• This week we will be studying "The Sorcerer's Apprentice by Paul Dukas -The following overview is from the Disney video "Fantasia".


     

     Paul Dukas's The Sorcerer's Apprentice, a spectacular 8-minute sequence, the most famous section of the film - a concert piece by French composer Paul Dukas. It was originally an ages-old fairy tale that had been interpreted as a poem by Goethe - a story that illustrated the dangers of power over wisdom.

    The segment opens with the Sorcerer (named Yen Sid, or Disney spelled backwards) practicing his craft, calling up a smoky spirit in the shape of a bat that he changes into a misty butterfly. Mickey Mouse is the lazy, young, and mischievous apprentice-magician of the powerful Wizard, assigned the tiring task of filling the large water vat in the cavern with buckets of water from an outdoor fountain. He wipes his brow, weary from carrying water. Left alone in the sorcerer's underground cavern after the Wizard yawns and then retires, he sees that the mystical Wizard has left behind his tall, pointed magical hat. The glowing, powerful blue hat is decorated with white stars and a crescent moon.
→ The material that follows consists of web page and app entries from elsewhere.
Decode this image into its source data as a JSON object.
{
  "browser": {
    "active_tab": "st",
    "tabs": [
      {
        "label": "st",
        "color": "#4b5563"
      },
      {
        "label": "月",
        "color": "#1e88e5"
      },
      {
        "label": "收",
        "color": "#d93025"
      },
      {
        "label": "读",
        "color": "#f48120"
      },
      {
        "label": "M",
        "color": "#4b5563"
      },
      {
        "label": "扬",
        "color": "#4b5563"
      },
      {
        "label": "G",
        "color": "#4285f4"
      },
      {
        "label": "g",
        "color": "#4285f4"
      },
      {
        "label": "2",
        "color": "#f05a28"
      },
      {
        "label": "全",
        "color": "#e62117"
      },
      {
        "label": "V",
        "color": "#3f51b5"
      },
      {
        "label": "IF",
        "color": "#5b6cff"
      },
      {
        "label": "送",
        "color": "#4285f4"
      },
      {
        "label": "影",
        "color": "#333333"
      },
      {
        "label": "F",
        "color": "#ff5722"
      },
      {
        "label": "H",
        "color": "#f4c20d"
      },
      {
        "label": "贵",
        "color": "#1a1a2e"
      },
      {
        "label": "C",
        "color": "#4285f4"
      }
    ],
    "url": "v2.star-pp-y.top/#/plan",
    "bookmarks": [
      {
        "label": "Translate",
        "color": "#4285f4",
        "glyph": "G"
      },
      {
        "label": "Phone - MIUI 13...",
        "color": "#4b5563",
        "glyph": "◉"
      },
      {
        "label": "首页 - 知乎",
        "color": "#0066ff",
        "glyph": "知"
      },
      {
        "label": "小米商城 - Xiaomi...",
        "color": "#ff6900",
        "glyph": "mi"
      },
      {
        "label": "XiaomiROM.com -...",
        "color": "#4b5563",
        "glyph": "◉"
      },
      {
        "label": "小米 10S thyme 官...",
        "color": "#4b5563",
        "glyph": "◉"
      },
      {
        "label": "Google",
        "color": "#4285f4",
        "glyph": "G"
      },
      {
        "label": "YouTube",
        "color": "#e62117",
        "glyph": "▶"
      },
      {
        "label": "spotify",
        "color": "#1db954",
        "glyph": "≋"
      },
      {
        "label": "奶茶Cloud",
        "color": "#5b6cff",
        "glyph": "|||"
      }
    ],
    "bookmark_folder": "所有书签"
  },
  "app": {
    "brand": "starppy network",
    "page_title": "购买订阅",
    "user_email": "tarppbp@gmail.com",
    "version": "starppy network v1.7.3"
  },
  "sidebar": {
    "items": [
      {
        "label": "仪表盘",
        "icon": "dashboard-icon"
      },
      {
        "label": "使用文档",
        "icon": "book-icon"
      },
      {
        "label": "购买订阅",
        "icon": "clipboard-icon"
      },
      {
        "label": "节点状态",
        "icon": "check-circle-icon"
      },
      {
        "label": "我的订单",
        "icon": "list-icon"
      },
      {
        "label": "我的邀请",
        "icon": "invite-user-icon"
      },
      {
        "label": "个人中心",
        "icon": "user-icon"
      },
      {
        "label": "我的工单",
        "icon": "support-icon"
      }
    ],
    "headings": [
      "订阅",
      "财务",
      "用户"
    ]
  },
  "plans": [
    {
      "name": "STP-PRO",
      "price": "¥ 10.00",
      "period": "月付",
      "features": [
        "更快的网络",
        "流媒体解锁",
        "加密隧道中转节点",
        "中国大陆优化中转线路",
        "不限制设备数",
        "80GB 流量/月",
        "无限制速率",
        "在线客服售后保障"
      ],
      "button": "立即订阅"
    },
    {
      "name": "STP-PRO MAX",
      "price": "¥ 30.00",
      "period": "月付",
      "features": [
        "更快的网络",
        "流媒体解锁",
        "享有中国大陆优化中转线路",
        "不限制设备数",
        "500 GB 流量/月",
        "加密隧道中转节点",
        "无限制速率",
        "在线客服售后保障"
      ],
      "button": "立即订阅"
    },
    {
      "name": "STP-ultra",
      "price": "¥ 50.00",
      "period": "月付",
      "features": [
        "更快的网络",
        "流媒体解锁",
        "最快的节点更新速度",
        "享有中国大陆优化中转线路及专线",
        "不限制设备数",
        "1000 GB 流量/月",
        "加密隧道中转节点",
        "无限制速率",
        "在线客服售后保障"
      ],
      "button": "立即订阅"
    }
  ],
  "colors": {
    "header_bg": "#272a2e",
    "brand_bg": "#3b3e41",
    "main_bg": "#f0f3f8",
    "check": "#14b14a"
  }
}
    Mickey dons it and pretends to be the Wizard. Dabbling with spells, he extends his arms toward a broom leaning against the wall. He brings one broom to life with a bluish and white glow, and lures it to stand upright. Then, he commands it to move, hop, and sprout arms. The broom straws part to look like flippers so that the broom can walk like a seal. The arms and "feet" are taught to do his work, to carry buckets of water from the fountain to fill the huge vat. Mickey has a cute and cocky, hubristic attitude, broadly grinning at the success of his trick. He sits back in the Wizard's chair, orchestrating the movements of the broom, while watching it tirelessly fetch and tote water buckets. He soon falls asleep and dreams of power - he has reached greater heights above the earth on a high pinnacle in space - he pictures himself controlling the paths of clouds, stars, planets, and comets in the sky. Even the waves of the ocean and lightning bolts obey him.

    Suddenly, he awakens to waves of water crashing over him. His chair is floating on water that fills the cavern. The persistent broom has filled the vat with thousands of gallons of water, causing a gigantic ocean and flood. Mickey cannot get the broom to stop and obey him, unable to control the spell he has created. The unstoppable broom walks right over him on its way to the fountain for more water. Desperately, in a memorable set of images, Mickey grabs an axe and splits the broom into splinters, shown on the wall in gigantic dark shadows. All is silent for a moment, until the fragments twitch and then proliferate, generating more brooms. Each broom mechanically carries two more buckets, marching in an army from the fountain into the cavern. In a futile attempt, Mickey attempts to bail out the room with a single bucket. The robot-like batallion of brooms continue their appointed task of fetching buckets of water, even when they become completely submerged. Frantically, Mickey jumps on the master's huge book of magic and spells, looking for an antidote, riding (actually surfing) in a swirling, out-of-control whirlpool of water that threatens to drown everything.

    The Sorcerer makes a dramatic appearance at the top of the stairway just in time. With five sweeps of his hands, he parts and calms the waters - beautifully coordinated with the music, commanding the army of brooms to become one broom again. With piercing eyes, the Sorcerer summons his mischievous apprentice to chastise him. He retrieves his soggy, drooping hat. A sheepish Mickey has a variety of expressions on his face - guilt, embarrassment, and coyness. He hands the broom to the unsmiling magician. The wizard also conceals a slight look of concealed amusement on his face. As Mickey tiptoes away to cart buckets of water the hard way, he is given a whack on the backside with the broom, beautifully timed to notes and chords of the musical piece.